Rainer Zitelmann describes his new book, “The Power of Capitalism,” as “a journey through recent history across five continents.” It’s a very timely contribution, considering the bad rap that capitalism receives these days, especially in academe, together with the flirtation with socialism by those who have no experience of what it has brought about in practice.
That is the point. Capitalism in practice has led to wealth creation and prosperity. It has lifted people out of starvation and subsistence, achieving more for humanity in the past few decades than anything in history before it. Zitelman looks at the practice, with chapters on its record in specific places. He looks at Asia, with China’s new prosperity since it allowed capitalism to flourish. He makes the point that it was allowed to develop from the bottom up, not imposed from the top down.
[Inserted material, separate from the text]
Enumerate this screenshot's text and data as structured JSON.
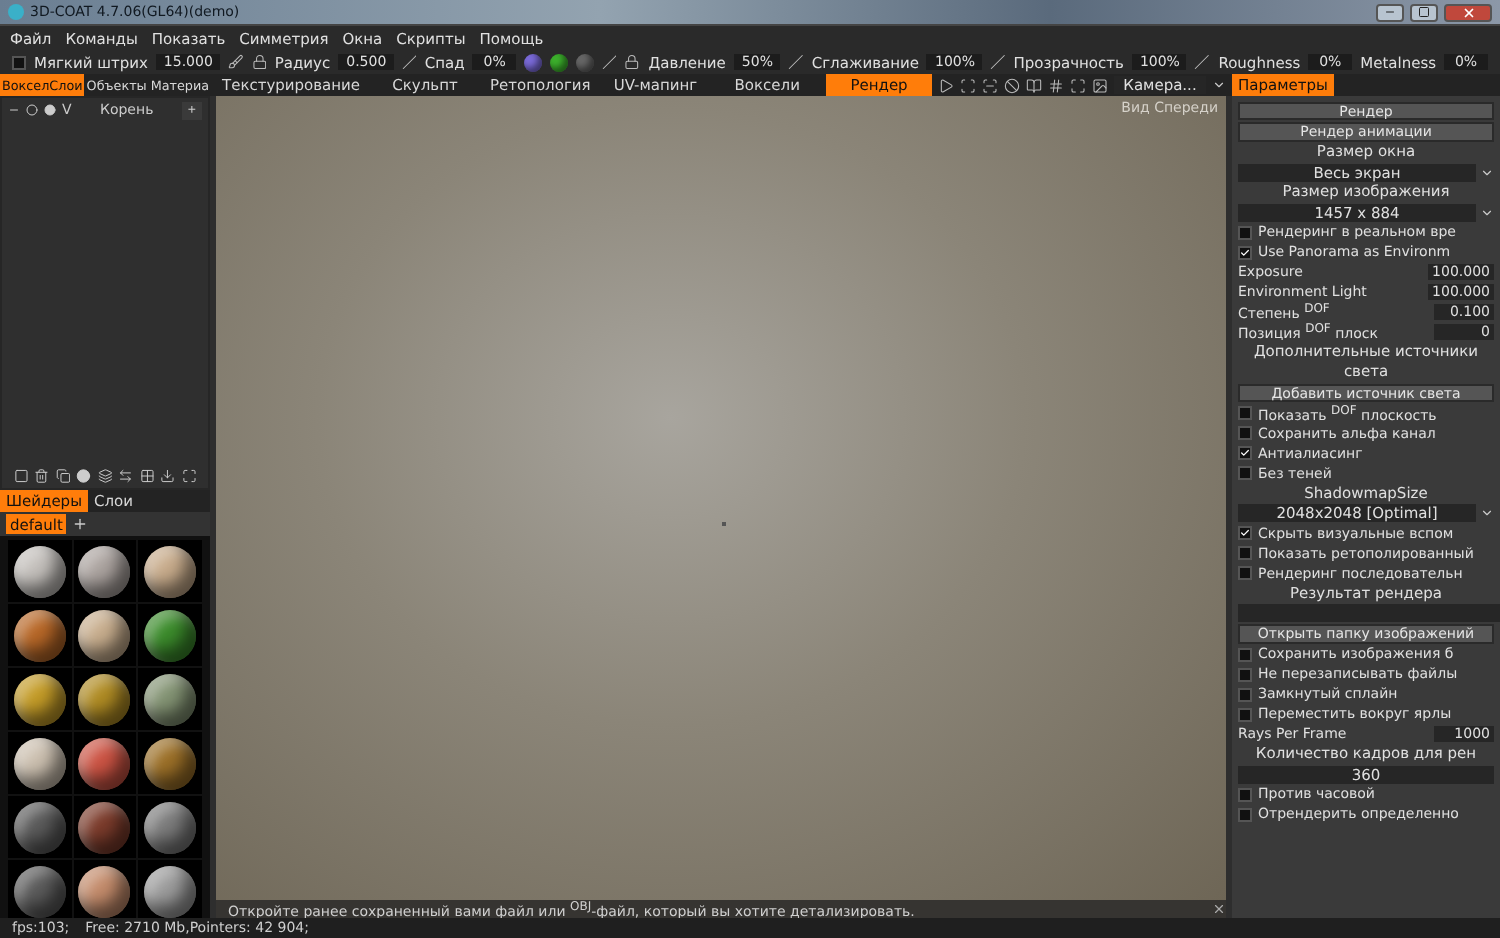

He looks at Africa, at South America, and at Europe and the US. Its record is consistent.
He documents, by contrast, the utter failure of socialism wherever it has been tried, explaining why its failure leads its supporters to claim that it never has been tried. Ah yes, it’s that old theory-versus-practice debate. The facts that emerge point in one way: capitalism works, socialism doesn’t. He has a fascinating chapter on “Why Intellectuals Don’t Like Capitalism,” which does more than revisit Hayek’s earlier insights. Zitelmann points out that intellectuals usually deal in ‘explicit’ knowledge, the sort that can be acquired from books and lectures. Many of them fail to realize that ‘implicit’ knowledge, the kind absorbed often unconsciously from surroundings, can be powerful. A child learns the grammar of language implicitly, working out its rules without being taught them. Zitelmann suggests that because entrepreneurs draw largely on implicit knowledge, intellectuals look down on them.
Although many cry for “more state intervention,” Zitelmann documents how this has failed time after time, whereas “more markets,” “more economic freedom,” has worked to create wealth time after time. It’s a fascinating book and a much-needed one.